What’s happening to house prices in Sydney?

Marty McDonald - Thursday, November 23, 2017

As we all know the Sydney property market has experienced rapid capital growth over the last 5 years and in percentage terms is up by about 90% so a small pull back is to be expected at some point but I’m more interested in what is causing the pull back in prices. I think it’s a combination of general market fatigue (after such a long bull run), lack of new foreign capital and the biggest contributor in my opinion is APRA’s latest actions.
I anticipate a slight strengthening of the Sydney market again next year (from mid-year) as borrowers adjust to the new APRA regime (more on this below). The simple fact that there isn’t enough free-standing housing for the growing population can’t be overlooked. I also cannot see interest rates rising any time soon with anaemic wage growth and low inflation. That all said I think we are looking at a few years of steady as she goes and for investors there may be better opportunities elsewhere (see below).

In regard to APRA (the prudential regulator for banks) they have over time limited growth in investor lending, improved underwriting standards in general and decreased the amount of new and existing interest only lending in the system. 
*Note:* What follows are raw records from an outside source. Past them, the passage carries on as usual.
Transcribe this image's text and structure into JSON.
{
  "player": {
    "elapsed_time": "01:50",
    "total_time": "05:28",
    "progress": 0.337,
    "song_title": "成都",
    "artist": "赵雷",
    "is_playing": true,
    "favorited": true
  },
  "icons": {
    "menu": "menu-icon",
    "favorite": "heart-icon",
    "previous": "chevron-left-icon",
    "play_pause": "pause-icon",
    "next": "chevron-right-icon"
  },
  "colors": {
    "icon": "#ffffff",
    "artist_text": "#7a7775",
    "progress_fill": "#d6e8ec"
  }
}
We feel the interest only changes have had the most significant impact on the Sydney property market. As borrowers were incentivised (in some cases forced) to take principal and interest loans the amount of debt that they could service (in the real world and not in banks servicing calculator) was reduced. This has had a flow on effect to the property market and we believe other areas of the economy as simply put borrowers had less money available to spend. We also believe it has resulted in a significant culture shift in borrowers, brokers and lenders with all parties focusing more on the debt and how it must be repaid over time. The days of never ending interest only loans are over. 

We also noted that retail spending figures virtually fell off a cliff the month after these changes to interest only loans were implemented by lenders. Many borrowers seeing the banks raise rates for interest only loans decided to switch them to “cheaper” principal and interest loans to get a better interest rate. This significantly increased their repayments sucking a large chuck of cash out of the economy.

Typical Sydney loan - Principal & Interests versus Interest Only repayments comparison.
• $700,000 loan @ 4.85% pa interest only = $2829 / month
• $700,000 loan @ 4.05% pa principal and interest over 25 years = $3714 / month.
• Difference in cash flow = $10,620 pa more if P&I repayments.
• Difference in interest paid in year 1 = $5904 pa less if P&I and increasing each year.

Investment Property – Where to Consider

It could be a good time to consider buying in regional lifestyle coastal areas with decent infrastructure such as Ballina, Coffs Harbour, Noosa and possibly Yamba. All will be underpinned by migration of both young people who can’t afford Sydney and Melbourne but who have transportable skills and older people moving out of Sydney and Melbourne to retire. In the past these types of areas have benefited at the end of a cycles in Sydney / Melbourne. 

In Ballina the median price average has grown by 18.89% in the last year. This has no doubt been affected by its neighbour Byron Bay which has had a median house price rise of a whopping 37.61% in the last 12 months. Coffs has had a median property value has risen by only 6.47% in the last 12 months. Yamba could be worth looking at as has only risen by 3.09% in the last 12 months and shares a lot of the same attributes as Byron once did. These are of course only suggestions please do your own research. 
About the Author: Marty McDonald is principal of mortgage broker “Mortgage Experts”. Marty specialises in assisting active property investors with loan structuring advice and implementation as well as helping credit worthy borrowers with slightly outside the box income and employment situations. Find Marty on  and LinkedIn.

How can we help you

Need help finding a service or solution?